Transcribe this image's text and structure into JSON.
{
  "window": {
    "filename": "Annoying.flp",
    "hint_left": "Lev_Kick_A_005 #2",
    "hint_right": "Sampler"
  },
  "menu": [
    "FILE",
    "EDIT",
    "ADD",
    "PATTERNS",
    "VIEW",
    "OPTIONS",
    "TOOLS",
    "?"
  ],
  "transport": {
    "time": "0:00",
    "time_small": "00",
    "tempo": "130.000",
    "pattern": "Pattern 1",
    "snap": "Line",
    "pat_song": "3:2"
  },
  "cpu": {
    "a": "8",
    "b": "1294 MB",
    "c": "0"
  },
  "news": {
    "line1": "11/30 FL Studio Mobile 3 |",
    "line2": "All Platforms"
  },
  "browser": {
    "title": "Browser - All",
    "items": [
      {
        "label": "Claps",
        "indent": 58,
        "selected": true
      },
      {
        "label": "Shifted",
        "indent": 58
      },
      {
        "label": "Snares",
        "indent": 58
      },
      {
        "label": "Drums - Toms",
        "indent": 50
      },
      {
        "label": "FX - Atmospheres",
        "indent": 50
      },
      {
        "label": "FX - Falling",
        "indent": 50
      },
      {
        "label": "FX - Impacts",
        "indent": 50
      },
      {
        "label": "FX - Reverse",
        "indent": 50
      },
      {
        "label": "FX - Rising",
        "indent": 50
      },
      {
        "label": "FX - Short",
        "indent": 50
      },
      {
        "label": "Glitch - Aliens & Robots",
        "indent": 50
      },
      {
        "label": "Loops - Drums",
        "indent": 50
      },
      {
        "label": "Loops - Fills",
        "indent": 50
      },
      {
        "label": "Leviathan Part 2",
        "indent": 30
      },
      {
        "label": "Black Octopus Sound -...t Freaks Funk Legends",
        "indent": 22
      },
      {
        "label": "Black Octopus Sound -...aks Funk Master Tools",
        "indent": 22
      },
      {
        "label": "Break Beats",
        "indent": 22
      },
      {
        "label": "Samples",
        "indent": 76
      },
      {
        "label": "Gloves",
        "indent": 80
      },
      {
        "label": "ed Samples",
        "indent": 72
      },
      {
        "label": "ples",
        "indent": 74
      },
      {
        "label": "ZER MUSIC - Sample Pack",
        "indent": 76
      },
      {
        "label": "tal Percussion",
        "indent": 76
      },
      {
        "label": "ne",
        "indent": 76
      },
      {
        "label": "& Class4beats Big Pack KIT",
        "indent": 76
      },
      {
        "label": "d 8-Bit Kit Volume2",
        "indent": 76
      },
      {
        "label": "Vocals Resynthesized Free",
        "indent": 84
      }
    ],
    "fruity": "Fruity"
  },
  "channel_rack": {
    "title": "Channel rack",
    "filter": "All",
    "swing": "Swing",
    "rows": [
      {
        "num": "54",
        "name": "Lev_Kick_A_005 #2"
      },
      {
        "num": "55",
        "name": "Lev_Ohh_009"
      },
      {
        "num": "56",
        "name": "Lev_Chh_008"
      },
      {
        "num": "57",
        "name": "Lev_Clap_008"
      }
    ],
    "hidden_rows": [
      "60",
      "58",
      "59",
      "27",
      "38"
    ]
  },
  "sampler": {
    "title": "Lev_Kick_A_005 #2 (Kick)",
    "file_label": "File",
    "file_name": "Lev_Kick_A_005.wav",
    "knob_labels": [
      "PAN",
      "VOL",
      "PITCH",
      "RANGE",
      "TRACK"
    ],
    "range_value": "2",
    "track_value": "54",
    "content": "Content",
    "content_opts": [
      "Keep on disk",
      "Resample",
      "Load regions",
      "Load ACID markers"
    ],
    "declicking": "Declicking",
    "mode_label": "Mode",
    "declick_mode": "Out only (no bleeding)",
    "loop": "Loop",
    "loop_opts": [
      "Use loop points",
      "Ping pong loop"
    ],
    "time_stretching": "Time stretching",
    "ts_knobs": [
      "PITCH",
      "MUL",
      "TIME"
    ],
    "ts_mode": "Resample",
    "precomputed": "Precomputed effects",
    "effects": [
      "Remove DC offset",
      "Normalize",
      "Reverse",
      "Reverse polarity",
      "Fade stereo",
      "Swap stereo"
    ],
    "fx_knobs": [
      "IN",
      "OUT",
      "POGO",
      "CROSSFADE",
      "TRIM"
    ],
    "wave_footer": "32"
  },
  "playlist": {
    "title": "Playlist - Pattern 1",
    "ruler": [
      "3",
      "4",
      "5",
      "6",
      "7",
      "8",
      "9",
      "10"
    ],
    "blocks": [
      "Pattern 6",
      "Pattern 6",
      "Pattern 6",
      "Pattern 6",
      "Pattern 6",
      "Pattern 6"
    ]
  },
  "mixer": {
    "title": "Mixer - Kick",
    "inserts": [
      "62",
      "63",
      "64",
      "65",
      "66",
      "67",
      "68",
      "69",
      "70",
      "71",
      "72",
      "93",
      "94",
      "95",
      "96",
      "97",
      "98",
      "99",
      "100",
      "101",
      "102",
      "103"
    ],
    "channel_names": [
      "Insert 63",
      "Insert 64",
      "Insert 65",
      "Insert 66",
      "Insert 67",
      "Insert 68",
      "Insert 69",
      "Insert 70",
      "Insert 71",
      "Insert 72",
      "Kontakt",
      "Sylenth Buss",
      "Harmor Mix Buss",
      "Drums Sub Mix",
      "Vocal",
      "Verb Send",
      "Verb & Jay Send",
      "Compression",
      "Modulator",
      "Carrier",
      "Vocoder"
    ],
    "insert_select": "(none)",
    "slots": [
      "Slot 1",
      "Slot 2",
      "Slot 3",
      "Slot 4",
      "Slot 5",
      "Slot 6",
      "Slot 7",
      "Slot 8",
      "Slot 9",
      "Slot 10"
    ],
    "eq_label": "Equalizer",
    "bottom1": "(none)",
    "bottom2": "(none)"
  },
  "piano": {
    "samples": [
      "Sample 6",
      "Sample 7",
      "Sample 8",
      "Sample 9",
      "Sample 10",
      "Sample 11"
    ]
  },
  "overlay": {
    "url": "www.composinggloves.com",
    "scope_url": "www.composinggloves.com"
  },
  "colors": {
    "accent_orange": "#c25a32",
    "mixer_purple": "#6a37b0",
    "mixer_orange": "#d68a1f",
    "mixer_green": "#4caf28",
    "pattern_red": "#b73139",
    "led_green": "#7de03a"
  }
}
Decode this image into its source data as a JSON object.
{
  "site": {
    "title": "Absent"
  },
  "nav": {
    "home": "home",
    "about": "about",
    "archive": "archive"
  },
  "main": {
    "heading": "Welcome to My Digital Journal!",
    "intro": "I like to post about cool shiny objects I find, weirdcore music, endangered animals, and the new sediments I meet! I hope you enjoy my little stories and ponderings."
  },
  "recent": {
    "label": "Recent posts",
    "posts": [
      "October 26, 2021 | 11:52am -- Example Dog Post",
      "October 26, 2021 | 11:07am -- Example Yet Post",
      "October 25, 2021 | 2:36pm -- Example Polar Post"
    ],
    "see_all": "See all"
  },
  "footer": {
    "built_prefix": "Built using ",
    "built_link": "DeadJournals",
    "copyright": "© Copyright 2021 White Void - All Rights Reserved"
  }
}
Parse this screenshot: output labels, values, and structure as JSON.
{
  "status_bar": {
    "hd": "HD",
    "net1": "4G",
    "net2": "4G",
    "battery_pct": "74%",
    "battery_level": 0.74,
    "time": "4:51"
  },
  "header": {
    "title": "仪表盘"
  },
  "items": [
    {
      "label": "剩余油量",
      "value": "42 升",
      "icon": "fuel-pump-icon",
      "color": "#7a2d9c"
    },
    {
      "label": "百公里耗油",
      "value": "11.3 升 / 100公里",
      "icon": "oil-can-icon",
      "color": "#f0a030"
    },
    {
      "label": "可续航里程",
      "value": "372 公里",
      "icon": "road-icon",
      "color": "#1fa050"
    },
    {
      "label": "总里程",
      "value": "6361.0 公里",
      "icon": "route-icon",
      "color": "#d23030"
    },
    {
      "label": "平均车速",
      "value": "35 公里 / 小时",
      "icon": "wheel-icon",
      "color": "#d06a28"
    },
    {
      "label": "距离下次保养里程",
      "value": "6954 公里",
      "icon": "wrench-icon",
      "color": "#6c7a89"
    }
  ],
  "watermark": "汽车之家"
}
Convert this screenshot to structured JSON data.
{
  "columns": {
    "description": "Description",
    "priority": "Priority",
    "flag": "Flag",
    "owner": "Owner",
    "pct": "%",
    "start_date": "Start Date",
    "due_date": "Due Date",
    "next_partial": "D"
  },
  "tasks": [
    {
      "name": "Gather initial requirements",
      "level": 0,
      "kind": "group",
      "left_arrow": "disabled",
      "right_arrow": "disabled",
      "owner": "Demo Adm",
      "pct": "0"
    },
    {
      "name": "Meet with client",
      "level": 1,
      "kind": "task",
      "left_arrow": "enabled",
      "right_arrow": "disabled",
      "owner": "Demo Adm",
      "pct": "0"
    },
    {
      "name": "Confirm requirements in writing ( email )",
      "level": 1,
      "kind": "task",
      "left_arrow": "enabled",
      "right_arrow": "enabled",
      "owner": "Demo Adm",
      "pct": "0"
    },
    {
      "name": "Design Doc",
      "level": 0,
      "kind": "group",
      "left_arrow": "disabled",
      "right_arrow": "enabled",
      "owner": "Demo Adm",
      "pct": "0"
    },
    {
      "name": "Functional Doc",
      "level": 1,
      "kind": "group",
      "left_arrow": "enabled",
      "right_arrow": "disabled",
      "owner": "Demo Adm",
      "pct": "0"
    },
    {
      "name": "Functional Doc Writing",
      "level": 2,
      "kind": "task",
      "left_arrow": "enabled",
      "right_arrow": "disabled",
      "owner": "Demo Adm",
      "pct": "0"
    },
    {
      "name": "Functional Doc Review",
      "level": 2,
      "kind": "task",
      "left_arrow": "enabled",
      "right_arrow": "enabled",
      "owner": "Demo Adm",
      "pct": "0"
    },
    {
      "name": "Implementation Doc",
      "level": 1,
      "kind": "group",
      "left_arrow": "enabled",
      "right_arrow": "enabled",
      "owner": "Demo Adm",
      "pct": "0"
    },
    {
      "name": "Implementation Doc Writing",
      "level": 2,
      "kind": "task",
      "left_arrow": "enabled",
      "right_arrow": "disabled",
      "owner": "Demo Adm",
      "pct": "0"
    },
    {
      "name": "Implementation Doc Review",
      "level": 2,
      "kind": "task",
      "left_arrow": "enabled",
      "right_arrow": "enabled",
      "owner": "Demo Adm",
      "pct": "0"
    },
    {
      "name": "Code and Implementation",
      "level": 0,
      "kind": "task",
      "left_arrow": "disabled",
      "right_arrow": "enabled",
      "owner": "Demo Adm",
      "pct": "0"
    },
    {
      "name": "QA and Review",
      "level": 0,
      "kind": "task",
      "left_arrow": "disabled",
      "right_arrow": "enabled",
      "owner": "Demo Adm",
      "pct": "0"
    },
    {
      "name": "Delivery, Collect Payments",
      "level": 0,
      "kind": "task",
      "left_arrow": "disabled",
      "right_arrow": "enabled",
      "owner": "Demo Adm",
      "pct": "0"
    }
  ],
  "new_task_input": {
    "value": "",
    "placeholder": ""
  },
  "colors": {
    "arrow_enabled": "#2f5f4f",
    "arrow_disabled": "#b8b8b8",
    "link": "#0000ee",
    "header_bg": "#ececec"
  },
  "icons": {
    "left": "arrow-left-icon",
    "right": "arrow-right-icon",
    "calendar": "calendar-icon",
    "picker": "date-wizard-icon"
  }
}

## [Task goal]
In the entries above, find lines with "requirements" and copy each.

## [Written response]
      "name": "Gather initial requirements",
      "name": "Confirm requirements in writing ( email )",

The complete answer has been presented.